As a courier, you'll take jobs from cyberpunks, androids and anyone else who can pay for a speedy delivery. You can get out of the car, too, and explore the city on foot, meeting new people, looking around for hidden areas and spending your hard-earned dosh on upgrades.

I'd absolutely be perfectly happy driving around and making deliveries, but Cloudpunk's not a futuristic Truck Simulator—it's got a story to tell, and the decisions you make will apparently have a lasting impact on the city. That's a lot of pressure to put on a delivery driver. 

Developer Ion Lands isn't giving too much away, but expect corporate conspiracies, hackers and rogue AI to interfere with your job. 

"At its core, Cloudpunk is about what it takes to make it in a city," says studio head Marko Dieckmann. "Whether that city is New York in the '80s, San Francisco today, or some futuristic city a thousand years from now. The richness and character and struggles are familiar to everyone everywhere."

Hopefully there will still be plenty of time to just drive through the city and soak in the sights during all that corporate intrigue.

Fraser Brown
Fraser Brown

Fraser is the UK online editor and has actually met The Internet in person. With over a decade of experience, he's been around the block a few times, serving as a freelancer, news editor and prolific reviewer. Strategy games have been a 30-year-long obsession, from tiny RTSs to sprawling political sims, and he never turns down the chance to rave about Total War or Crusader Kings.

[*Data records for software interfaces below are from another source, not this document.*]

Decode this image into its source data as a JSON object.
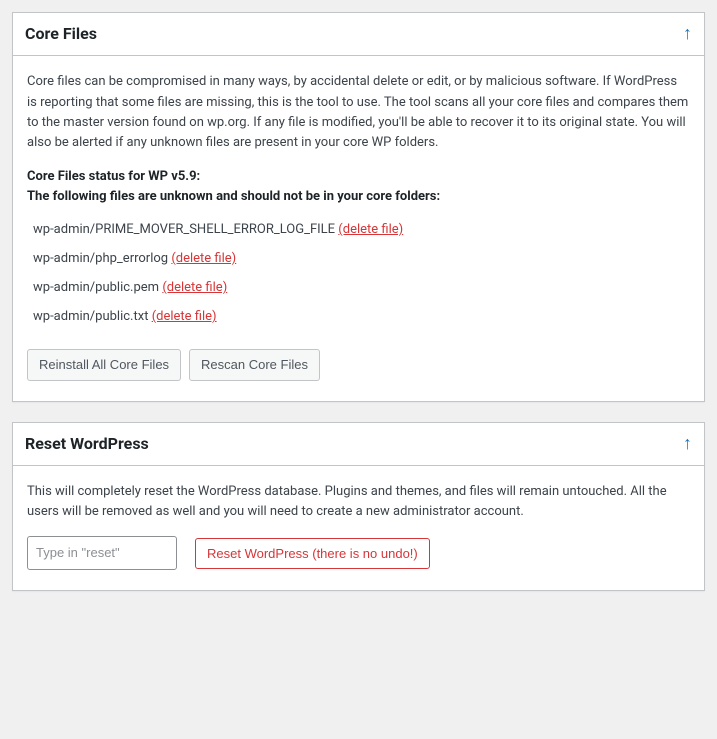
{
  "coreFiles": {
    "title": "Core Files",
    "description": "Core files can be compromised in many ways, by accidental delete or edit, or by malicious software. If WordPress is reporting that some files are missing, this is the tool to use. The tool scans all your core files and compares them to the master version found on wp.org. If any file is modified, you'll be able to recover it to its original state.\nYou will also be alerted if any unknown files are present in your core WP folders.",
    "statusLine1": "Core Files status for WP v5.9:",
    "statusLine2": "The following files are unknown and should not be in your core folders:",
    "files": [
      {
        "path": "wp-admin/PRIME_MOVER_SHELL_ERROR_LOG_FILE",
        "action": "(delete file)"
      },
      {
        "path": "wp-admin/php_errorlog",
        "action": "(delete file)"
      },
      {
        "path": "wp-admin/public.pem",
        "action": "(delete file)"
      },
      {
        "path": "wp-admin/public.txt",
        "action": "(delete file)"
      }
    ],
    "reinstallBtn": "Reinstall All Core Files",
    "rescanBtn": "Rescan Core Files"
  },
  "resetWp": {
    "title": "Reset WordPress",
    "description": "This will completely reset the WordPress database. Plugins and themes, and files will remain untouched. All the users will be removed as well and you will need to create a new administrator account.",
    "placeholder": "Type in \"reset\"",
    "resetBtn": "Reset WordPress (there is no undo!)"
  }
}
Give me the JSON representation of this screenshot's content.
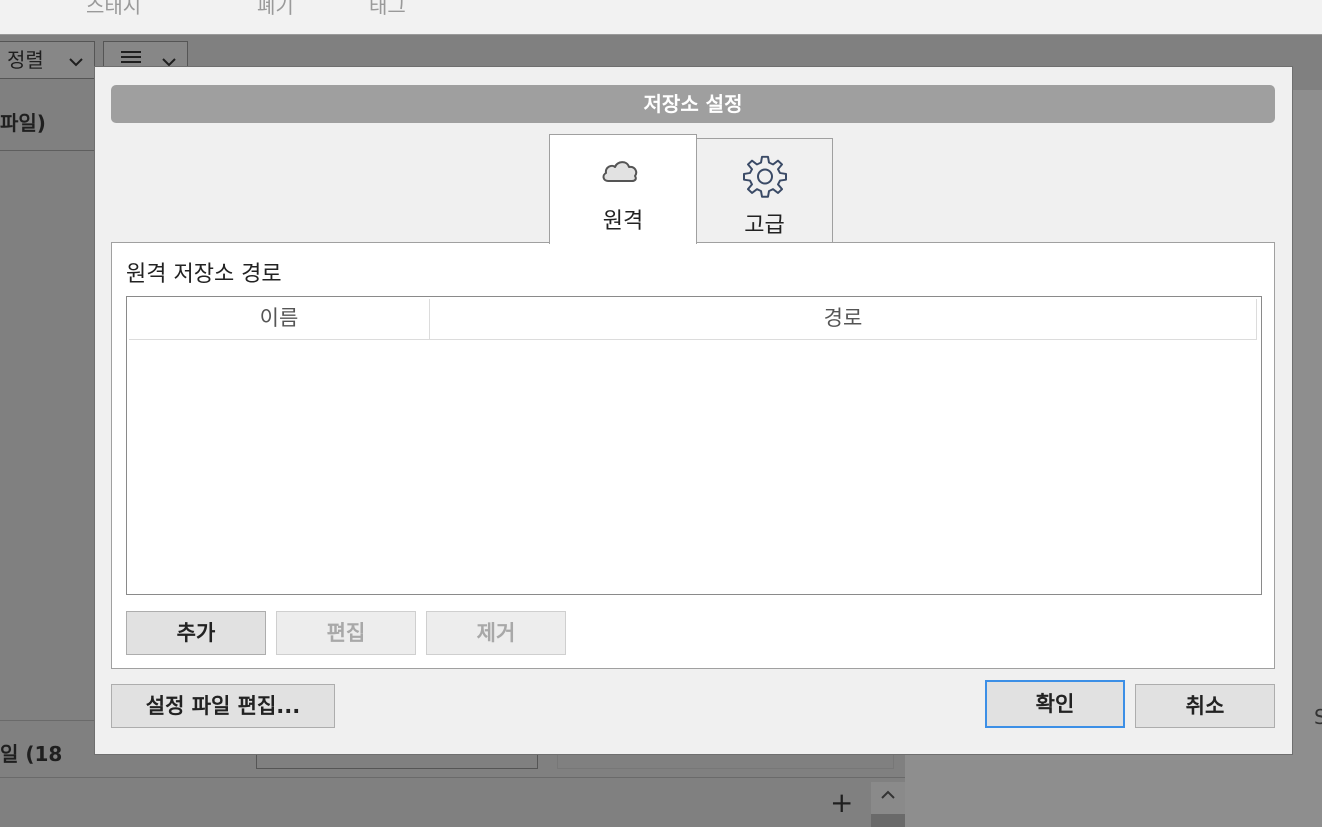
{
  "background": {
    "top_tabs": [
      "스태시",
      "폐기",
      "태그"
    ],
    "sort_label": "정렬",
    "files_heading": "파일)",
    "bottom_label": "일  (18",
    "edge_char": "S"
  },
  "dialog": {
    "title": "저장소 설정",
    "tabs": [
      {
        "label": "원격",
        "icon": "cloud-icon",
        "selected": true
      },
      {
        "label": "고급",
        "icon": "gear-icon",
        "selected": false
      }
    ],
    "remote_panel": {
      "title": "원격 저장소 경로",
      "columns": [
        "이름",
        "경로"
      ],
      "rows": [],
      "buttons": {
        "add": "추가",
        "edit": "편집",
        "remove": "제거"
      }
    },
    "footer": {
      "edit_config": "설정 파일 편집...",
      "ok": "확인",
      "cancel": "취소"
    }
  },
  "colors": {
    "accent": "#3c8fe6",
    "title_bar": "#9f9f9f",
    "overlay": "#808080"
  }
}
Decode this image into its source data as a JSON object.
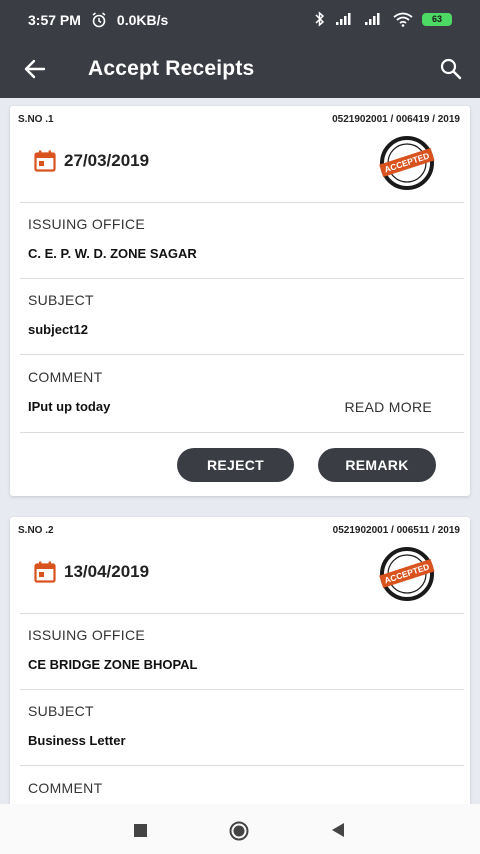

He's also been known to set up shop in the latest MMO and likes to wind down with an endlessly deep, systemic RPG. These days, when he's not editing, he can usually be found writing features that are 1,000 words too long or talking about his dog.